Economist (1995), "Japan's protection racket - how much do barriers to imports cost Japanese consumers?", Economist, 7 January, p. 66.

Featherstone, M. (1991), Consumer Culture and Postmodernism, Sage.

Fill, C. (1995), Marketing Communications, Prentice-Hall, Englewood Cliffs, NJ.

Gray, E.R. and Smeltzer, L.R. (1985), "SMR forum: corporate image - an integral part of strategy", Sloan Management Review, Summer, pp. 73-8.

Halstead, R. (1995), "Asia's brand bonanza", Business Age, August, pp. 30-34.

Kapferer, J.N. (1992), Strategic Marketing Management, Kogan Page.

Keegan, W.J. (1995), Global Marketing Management, (5th ed.), Prentice-Hall International, London.

Kotler, P. and Armstrong, G. (1993), Marketing - An Introduction, Prentice-Hall, Englewood Cliffs, NJ.

Mihailovic, P. and de Chernatony, L. (1994), "Brand bonding", Marketing Business, October, pp. 31-4.

Michell, A. (1996), "The single issue", Marketing Business, March, pp. 36-8.

Murphy, C. (1996), "C & B seek easy branding route", Marketing, 27 June, p. 4.

Nishina, S. (1990), "Japanese consumers: introducing foreign products/brands into markets", Journal of Advertising Research, Vol. 30 No. 2, pp. 35-45.

Onkvisit, S. and Shaw, J.J. (1989), Product Life Cycles and Product Management, Quorum Books, London.

Oxley, M. (1996), "Will the real Harley please stand up", The Sunday Times, 21 July, p. 8.

Ozawa, I. (1996), "The third opening", Economist, 9 March, pp. 19-21.

Porter, M.E. (1990), The Competitive Advantage of Nations, Macmillan, London.

Richards, S. (1994), "UK plc: trapped in a time warp", The Sunday Times, 30 October, pp. 8-10.

Sazanaami, Y., Urata, S. and Kawai, H. (1995), Measuring the Cost of Protection in Japan, Institute of International Economics.
COPYRIGHT 1997 Emerald Group Publishing, Ltd.
No portion of this article can be reproduced without the express written permission from the copyright holder.
Copyright 1997 Gale, Cengage Learning.

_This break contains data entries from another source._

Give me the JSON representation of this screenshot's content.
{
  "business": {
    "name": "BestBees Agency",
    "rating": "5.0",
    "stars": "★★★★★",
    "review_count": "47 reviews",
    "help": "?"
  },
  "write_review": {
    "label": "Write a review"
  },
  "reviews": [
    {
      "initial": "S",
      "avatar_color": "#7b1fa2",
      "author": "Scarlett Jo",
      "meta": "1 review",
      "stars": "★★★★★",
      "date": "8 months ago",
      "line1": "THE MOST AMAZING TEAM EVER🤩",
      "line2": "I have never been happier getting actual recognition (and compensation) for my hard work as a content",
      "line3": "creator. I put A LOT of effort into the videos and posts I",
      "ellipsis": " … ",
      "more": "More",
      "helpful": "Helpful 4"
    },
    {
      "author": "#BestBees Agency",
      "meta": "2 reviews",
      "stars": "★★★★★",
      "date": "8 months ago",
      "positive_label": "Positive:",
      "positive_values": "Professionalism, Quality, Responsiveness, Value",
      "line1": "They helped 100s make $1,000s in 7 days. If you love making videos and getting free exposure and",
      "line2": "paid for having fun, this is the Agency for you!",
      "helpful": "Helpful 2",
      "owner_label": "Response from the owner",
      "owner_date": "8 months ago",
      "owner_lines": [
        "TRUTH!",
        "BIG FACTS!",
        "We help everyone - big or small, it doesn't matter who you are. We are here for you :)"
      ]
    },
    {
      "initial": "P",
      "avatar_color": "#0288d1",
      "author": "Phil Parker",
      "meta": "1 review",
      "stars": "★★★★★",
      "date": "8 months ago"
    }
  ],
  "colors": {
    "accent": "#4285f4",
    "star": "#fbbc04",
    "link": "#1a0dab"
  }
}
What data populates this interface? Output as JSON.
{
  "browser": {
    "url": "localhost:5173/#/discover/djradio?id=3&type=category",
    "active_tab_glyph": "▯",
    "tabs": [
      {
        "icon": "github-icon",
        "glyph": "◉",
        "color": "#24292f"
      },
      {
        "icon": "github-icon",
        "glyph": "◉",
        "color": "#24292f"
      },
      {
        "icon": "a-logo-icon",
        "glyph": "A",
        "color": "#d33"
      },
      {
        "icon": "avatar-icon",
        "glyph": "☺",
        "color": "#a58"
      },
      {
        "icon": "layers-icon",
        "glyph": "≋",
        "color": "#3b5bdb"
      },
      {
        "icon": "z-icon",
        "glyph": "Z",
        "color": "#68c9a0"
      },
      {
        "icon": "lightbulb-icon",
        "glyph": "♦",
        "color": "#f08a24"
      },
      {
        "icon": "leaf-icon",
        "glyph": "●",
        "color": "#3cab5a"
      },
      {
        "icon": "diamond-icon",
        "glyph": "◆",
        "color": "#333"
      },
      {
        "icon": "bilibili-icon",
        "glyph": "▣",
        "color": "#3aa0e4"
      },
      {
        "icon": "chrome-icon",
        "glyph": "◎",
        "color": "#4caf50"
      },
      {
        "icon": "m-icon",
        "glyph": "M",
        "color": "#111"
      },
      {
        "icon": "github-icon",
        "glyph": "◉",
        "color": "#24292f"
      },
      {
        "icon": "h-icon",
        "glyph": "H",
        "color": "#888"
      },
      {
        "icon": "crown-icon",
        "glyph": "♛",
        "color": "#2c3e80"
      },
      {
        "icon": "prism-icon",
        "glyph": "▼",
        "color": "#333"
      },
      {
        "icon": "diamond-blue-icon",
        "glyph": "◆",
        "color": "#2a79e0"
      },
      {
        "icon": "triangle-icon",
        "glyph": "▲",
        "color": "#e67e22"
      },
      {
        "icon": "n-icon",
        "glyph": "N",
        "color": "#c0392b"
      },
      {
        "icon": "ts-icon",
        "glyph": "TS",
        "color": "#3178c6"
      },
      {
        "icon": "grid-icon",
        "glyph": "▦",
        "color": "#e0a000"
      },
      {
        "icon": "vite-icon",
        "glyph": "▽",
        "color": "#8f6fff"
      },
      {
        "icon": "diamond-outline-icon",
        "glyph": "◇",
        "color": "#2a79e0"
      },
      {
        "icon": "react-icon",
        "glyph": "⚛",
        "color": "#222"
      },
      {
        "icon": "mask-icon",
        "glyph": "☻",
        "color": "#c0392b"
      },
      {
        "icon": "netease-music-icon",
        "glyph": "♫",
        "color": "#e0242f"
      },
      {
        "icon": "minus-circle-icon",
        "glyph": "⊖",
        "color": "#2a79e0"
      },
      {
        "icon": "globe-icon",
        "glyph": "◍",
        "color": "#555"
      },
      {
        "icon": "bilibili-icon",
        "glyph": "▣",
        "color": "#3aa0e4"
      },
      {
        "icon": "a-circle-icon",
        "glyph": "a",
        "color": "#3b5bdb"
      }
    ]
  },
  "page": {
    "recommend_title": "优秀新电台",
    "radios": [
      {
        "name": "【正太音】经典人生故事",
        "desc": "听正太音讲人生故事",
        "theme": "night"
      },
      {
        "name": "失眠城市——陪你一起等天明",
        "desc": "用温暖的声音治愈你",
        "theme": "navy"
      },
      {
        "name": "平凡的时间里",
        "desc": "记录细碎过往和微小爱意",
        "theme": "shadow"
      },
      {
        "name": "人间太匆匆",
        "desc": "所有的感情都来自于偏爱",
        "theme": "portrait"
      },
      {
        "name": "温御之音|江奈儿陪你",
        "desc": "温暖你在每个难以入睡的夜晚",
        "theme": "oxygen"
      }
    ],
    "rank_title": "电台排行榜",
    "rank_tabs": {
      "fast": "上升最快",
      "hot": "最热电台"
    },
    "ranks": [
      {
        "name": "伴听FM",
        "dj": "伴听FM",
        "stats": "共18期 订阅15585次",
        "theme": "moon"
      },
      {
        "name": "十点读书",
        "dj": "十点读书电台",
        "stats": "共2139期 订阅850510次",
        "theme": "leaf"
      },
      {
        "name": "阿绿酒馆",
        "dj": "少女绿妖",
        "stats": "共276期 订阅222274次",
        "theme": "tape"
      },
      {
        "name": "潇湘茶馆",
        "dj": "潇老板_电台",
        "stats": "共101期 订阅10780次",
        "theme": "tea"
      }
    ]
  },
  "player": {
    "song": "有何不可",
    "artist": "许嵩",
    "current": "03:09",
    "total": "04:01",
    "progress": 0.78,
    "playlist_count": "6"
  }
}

All rights reserved.

Article Details
Printer friendly Cite/link Email Feedback
Author:Laverick, Stuart; Johnson, Kevin
Publication:Marketing Intelligence & Planning
Date:Apr 1, 1997
Previous Article:Combining corporate and marketing strategy for global competitiveness.
Next Article:Implementing "quality" in a services marketing context.

Terms of use | Privacy policy | Copyright © 2021 Farlex, Inc. | Feedback | For webmasters |